§ Problem statement:
Report all lines in the records that hold the string "World".

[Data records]

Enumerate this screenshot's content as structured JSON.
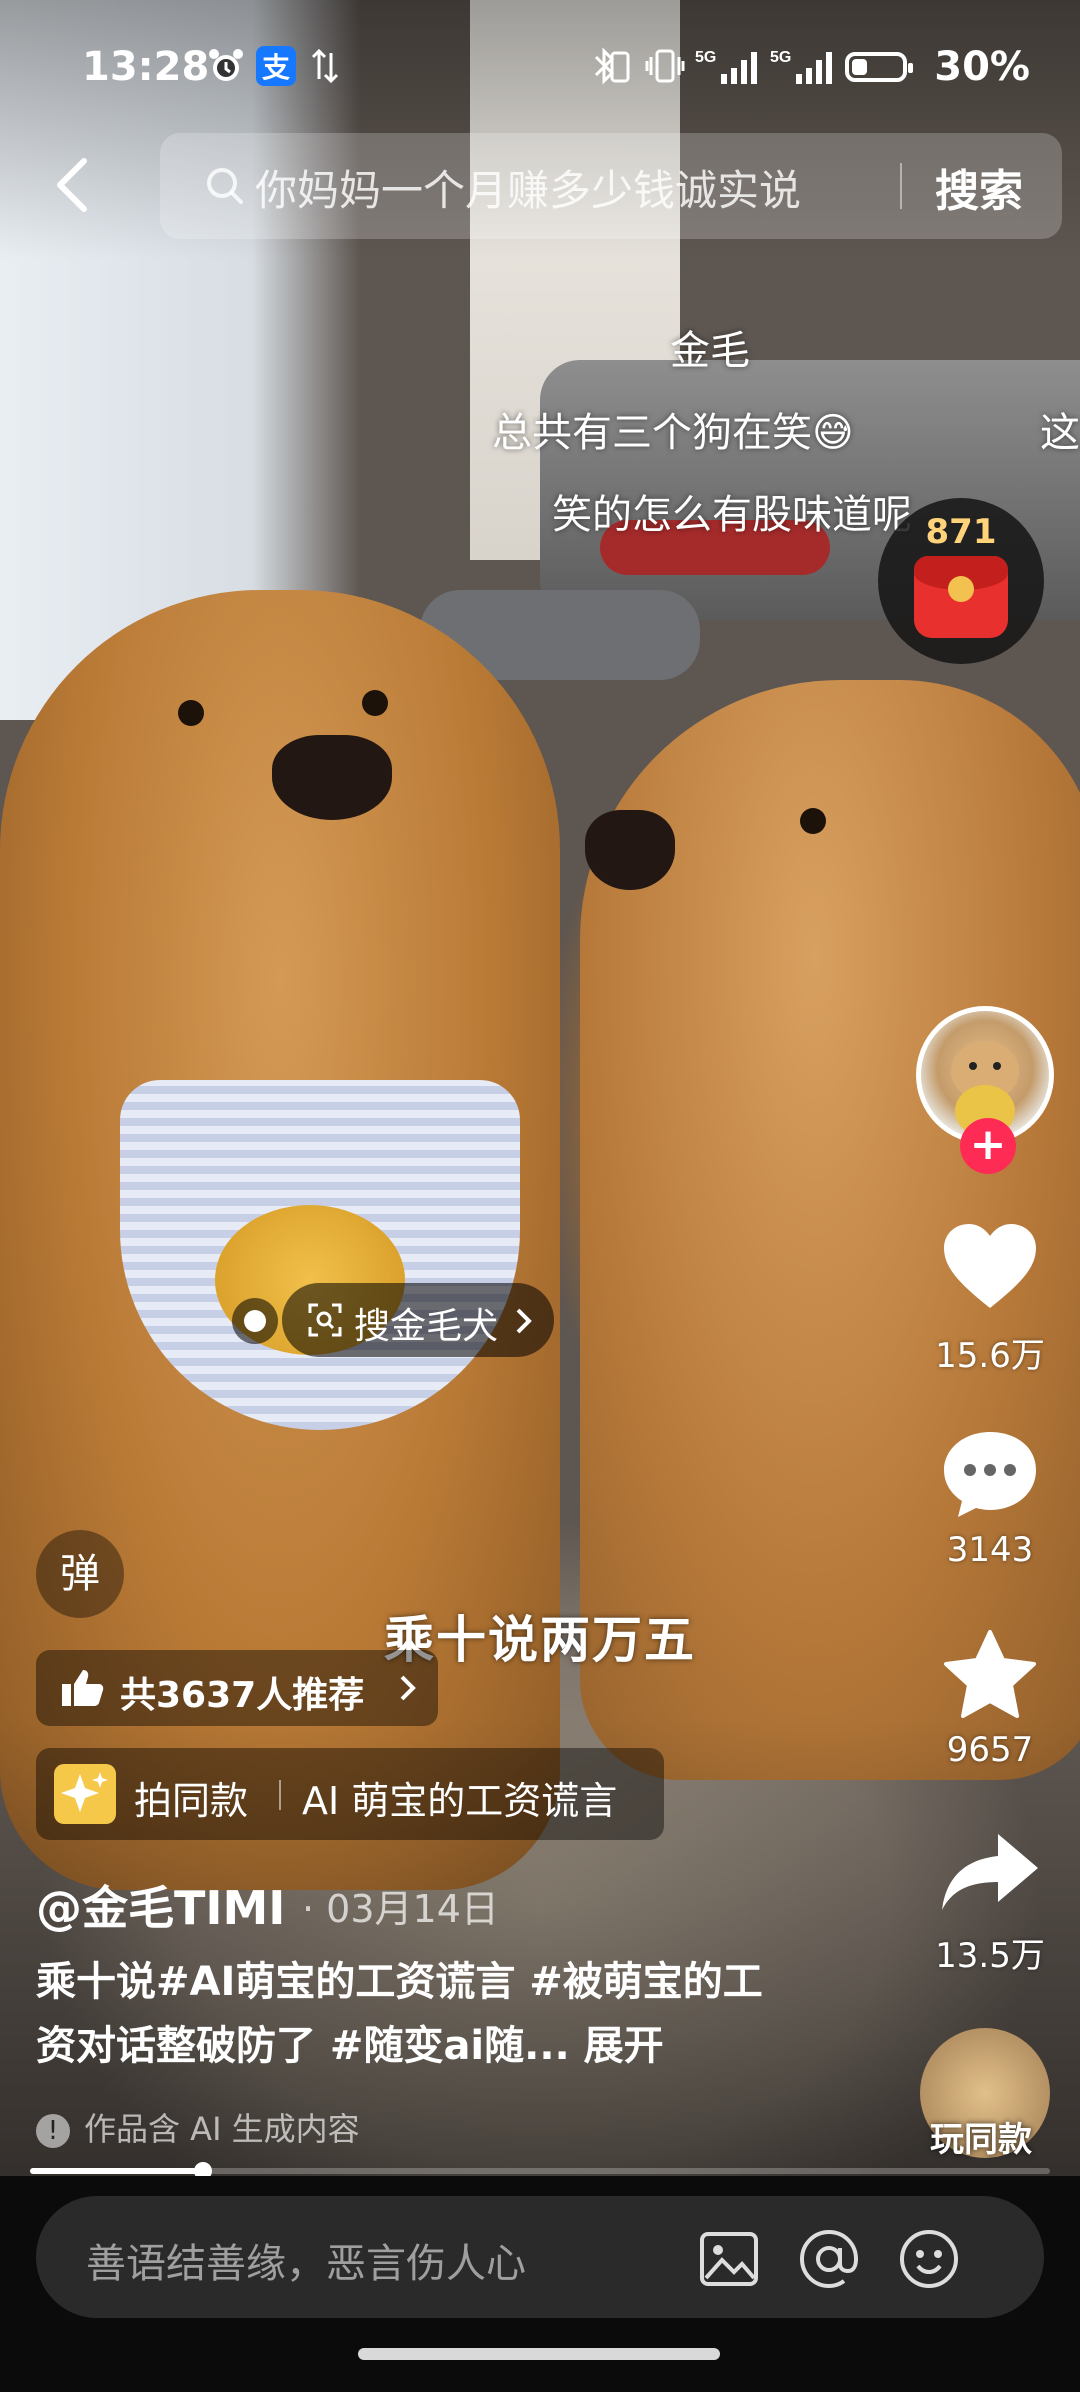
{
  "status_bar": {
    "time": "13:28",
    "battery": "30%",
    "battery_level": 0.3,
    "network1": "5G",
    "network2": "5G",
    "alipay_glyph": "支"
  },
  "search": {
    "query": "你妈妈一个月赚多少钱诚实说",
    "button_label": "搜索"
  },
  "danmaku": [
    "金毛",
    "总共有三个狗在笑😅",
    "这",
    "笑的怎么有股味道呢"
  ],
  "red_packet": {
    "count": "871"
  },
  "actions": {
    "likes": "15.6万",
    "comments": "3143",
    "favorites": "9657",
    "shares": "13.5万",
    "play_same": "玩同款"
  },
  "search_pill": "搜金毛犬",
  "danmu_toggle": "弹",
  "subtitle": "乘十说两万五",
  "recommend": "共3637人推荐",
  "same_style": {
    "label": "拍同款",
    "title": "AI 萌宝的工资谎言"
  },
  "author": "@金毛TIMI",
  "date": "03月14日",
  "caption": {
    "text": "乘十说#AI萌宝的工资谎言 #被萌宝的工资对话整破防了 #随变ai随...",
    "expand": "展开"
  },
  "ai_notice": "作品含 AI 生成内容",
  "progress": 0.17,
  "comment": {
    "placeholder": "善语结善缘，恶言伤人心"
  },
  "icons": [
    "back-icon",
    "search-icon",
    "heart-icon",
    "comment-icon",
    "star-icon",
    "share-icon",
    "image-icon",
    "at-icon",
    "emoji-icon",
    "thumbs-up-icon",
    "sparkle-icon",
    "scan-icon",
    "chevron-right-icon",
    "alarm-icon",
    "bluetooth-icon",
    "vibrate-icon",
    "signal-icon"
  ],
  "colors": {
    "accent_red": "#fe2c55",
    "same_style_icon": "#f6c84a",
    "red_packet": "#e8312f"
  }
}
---
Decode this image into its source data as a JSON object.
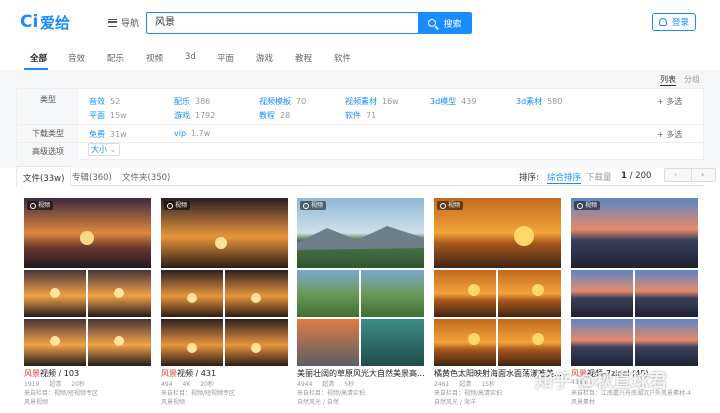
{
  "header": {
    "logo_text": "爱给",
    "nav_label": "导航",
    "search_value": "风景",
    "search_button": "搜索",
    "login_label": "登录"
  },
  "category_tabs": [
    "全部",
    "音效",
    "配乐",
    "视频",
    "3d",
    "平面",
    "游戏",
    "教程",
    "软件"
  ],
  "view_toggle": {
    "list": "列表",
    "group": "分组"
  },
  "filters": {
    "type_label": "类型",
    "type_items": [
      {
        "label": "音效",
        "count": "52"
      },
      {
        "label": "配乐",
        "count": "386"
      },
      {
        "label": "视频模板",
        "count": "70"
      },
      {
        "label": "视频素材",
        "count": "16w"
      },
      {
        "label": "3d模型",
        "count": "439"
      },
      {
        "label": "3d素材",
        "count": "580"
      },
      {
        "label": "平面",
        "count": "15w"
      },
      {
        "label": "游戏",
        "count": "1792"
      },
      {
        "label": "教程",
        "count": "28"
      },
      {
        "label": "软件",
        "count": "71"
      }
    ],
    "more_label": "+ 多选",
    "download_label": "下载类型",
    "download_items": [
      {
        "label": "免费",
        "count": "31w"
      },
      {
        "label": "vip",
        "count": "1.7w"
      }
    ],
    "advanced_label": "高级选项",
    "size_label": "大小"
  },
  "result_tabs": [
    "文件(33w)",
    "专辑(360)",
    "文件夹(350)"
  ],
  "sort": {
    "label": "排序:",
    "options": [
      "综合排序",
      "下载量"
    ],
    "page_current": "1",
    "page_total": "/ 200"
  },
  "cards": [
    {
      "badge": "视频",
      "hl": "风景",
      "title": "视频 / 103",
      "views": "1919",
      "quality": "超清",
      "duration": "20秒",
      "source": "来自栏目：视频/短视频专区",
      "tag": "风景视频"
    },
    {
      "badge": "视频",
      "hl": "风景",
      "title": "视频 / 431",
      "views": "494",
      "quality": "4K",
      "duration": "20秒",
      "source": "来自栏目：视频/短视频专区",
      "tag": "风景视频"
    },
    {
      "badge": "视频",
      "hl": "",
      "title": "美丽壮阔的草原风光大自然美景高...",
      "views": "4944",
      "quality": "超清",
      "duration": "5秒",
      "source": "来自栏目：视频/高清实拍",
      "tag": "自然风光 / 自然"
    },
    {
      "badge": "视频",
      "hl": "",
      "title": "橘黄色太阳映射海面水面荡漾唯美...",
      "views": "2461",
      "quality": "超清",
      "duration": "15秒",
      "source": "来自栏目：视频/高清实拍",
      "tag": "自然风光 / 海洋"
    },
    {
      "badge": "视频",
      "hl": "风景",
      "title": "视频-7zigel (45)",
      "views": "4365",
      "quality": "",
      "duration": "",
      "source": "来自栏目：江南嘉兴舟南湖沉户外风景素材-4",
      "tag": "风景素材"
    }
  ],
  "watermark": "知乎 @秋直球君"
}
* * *
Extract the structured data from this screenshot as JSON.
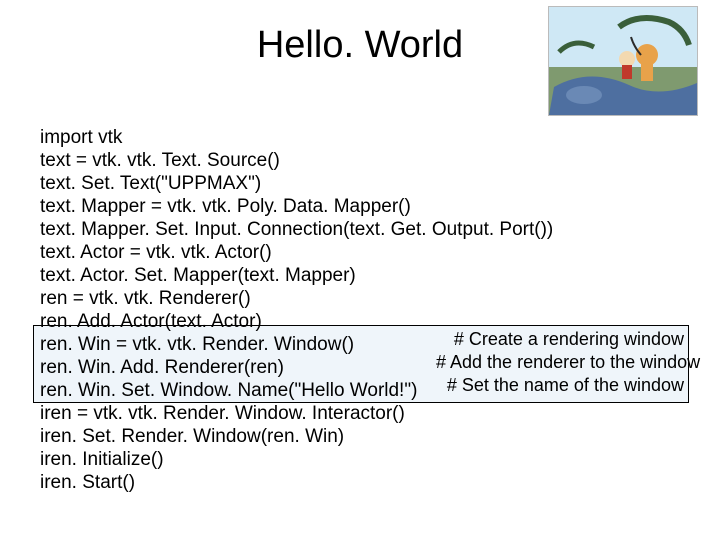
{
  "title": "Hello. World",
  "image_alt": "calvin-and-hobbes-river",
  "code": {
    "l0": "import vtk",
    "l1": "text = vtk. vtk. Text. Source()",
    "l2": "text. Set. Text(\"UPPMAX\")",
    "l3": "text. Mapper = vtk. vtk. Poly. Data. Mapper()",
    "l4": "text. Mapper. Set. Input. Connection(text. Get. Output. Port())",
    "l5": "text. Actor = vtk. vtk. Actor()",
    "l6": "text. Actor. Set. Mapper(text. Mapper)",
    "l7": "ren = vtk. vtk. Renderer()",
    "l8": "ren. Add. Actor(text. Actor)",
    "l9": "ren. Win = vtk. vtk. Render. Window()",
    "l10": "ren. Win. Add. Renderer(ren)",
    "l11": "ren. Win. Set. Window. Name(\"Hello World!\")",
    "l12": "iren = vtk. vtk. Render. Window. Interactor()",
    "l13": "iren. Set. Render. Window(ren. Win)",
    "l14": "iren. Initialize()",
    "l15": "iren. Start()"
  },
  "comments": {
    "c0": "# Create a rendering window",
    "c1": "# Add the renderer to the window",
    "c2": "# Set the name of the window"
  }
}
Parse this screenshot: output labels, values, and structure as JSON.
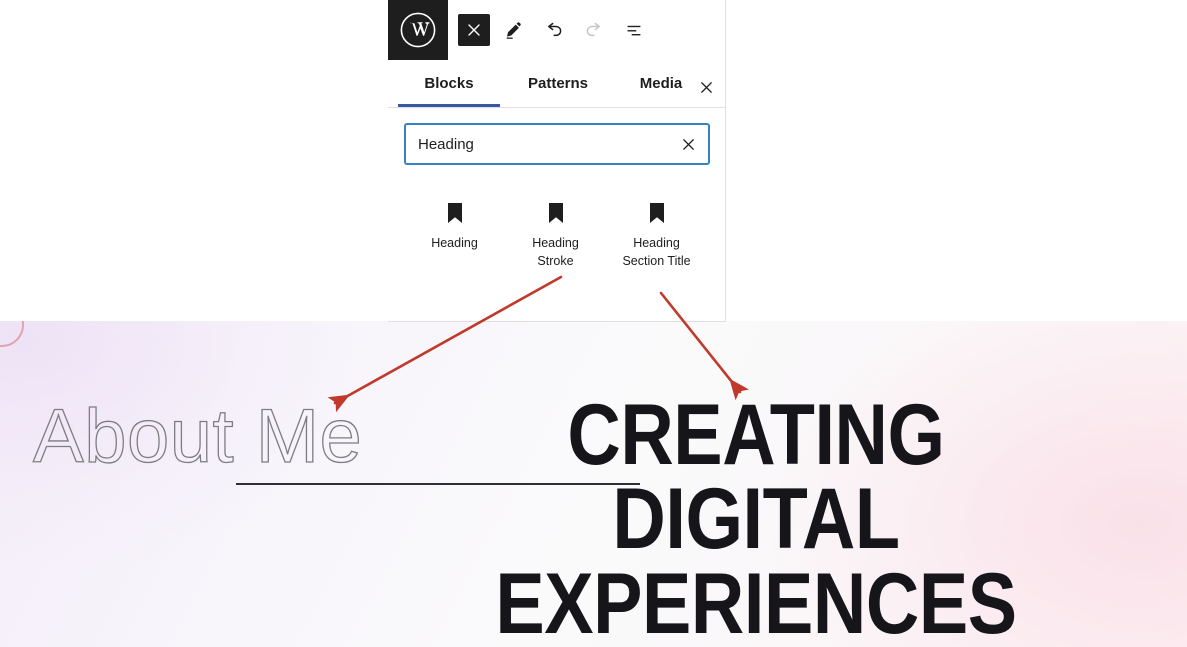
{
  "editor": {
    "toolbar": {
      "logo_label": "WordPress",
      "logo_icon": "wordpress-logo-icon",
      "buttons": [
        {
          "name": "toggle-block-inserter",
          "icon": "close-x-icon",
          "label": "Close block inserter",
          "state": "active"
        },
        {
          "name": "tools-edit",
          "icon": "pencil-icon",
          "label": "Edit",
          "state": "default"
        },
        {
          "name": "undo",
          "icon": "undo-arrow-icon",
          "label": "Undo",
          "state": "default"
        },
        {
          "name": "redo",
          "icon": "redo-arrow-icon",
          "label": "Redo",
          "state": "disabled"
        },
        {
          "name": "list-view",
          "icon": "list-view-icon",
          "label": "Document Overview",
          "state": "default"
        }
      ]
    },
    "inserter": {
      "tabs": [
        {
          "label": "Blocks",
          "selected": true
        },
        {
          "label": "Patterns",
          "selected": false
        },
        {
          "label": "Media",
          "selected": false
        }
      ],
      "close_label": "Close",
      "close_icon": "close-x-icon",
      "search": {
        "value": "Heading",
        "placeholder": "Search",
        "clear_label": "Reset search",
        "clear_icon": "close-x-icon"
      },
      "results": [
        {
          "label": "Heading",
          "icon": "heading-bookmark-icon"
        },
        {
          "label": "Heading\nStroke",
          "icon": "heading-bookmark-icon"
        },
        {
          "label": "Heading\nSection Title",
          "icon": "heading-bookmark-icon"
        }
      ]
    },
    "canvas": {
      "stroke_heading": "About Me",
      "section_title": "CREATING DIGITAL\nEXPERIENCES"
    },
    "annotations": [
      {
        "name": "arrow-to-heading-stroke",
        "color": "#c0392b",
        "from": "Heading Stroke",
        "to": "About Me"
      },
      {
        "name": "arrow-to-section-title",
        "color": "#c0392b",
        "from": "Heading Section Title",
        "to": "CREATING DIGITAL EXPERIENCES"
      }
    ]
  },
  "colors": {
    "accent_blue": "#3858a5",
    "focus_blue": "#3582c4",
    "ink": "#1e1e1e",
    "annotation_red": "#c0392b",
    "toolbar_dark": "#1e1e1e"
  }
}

§ Output of the task:
  "title": "Hello. World",
    "l11": "ren. Win. Set. Window. Name(\"Hello World!\")",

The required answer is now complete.